Homicide detective Elouise “Lou” Norton is enjoying a lunch date at Johnny’s Pastrami with hunky Assistant DA Sam Seward when she gets a phone call. Her partner, Colin Taggert, calls her to a murder scene, where a body has been discovered lying in a wooded park outside of Los Angeles. The victim is a young teenage girl, which seems to fit with a recent pattern of crime in the LA area, except that the other girls in question are still missing and presumed kidnapped. This one is definitely dead.
The gruesome murder provides a fast-paced kickoff for Trail of Echoes, author Rachel Howzell Hall’s tense exploration of murder in a down-and-out LA neighborhood, and her third thriller after Land of Shadows and Skies of Ash. Hall pens an in-depth, believable portrait of the series’ black, female detective Norton, and it’s filled with realistic and whip-smart dialogue matched with tight, visceral descriptions of local scenes.
Norton and Taggert set off to inform the young victim’s mother of the tragedy, and the address turns out to be the same apartment building where Lou grew up. Like the homicide detective herself, the 13-year-old victim, Chanita, seemed to have been on a path that held the promise of escape from the gray, distressed area of housing projects where she lived. Norton finds the family apartment filled with Chanita’s expressive photographs, along with awards and citations honoring her young talent. This matches a framework common among the recent disappearances—they’re adolescents with talent and promise, all missing from the same LA neighborhood and school district, all close in age and race.
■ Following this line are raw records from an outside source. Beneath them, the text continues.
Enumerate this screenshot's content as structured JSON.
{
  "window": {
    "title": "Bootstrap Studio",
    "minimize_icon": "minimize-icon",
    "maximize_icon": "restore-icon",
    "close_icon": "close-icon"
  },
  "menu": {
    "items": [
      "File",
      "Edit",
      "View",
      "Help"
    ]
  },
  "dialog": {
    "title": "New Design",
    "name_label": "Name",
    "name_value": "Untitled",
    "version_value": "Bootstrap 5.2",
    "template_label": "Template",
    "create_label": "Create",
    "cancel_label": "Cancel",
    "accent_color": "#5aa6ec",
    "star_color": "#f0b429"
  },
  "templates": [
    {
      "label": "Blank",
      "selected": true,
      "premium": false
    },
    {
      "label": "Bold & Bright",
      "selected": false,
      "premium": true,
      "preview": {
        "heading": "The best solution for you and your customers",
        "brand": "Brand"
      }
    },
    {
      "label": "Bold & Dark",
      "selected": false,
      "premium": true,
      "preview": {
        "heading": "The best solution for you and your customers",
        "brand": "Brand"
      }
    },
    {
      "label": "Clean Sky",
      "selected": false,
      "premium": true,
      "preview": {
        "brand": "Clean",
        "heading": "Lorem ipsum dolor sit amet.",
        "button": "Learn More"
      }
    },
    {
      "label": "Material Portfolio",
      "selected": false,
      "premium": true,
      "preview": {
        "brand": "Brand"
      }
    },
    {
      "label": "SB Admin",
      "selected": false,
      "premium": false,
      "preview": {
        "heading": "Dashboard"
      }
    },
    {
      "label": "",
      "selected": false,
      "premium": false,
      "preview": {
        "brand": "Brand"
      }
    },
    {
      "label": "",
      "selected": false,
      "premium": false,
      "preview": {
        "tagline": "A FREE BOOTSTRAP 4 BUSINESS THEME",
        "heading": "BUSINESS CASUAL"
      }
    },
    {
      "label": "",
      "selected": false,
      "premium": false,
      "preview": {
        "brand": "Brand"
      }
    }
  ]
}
The detective and her team cast a wide net, uncovering several persons of interest: a neighborhood tough named Ontrel who claimed to be her protector; a Mexican dude named Raul Moriaga, who lives downstairs; her photography teacher and mentor, Payton Bishop; and even a selection of her mom’s old boyfriends. Important clues to identifying the murderer’s identity include the strange photograph of a flowering plant found in the victim’s bedroom and a series of creepy coded messages left anonymously for Detective Norton, including an odd statue or two posed on the hood of her car.
Full of toe-tapping, fidgety energy that’s tamped down and ready to brim over at any moment, Trail of Echoes offers an addictive read from a promising new author.